● What to work on
From the listing that follows, extract every line and set it down unaltered.

● Extracted records

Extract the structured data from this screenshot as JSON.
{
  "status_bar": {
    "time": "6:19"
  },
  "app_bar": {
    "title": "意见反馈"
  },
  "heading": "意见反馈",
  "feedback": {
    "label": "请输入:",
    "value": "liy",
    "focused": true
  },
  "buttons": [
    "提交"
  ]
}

● Written response
Extract the structured data from this screenshot as JSON.
{
  "status_bar": {
    "time": "6:19"
  },
  "app_bar": {
    "title": "意见反馈"
  },
  "heading": "意见反馈",
  "feedback": {
    "label": "请输入:",
    "value": "liy",
    "focused": true
  },
  "buttons": [
    "提交"
  ]
}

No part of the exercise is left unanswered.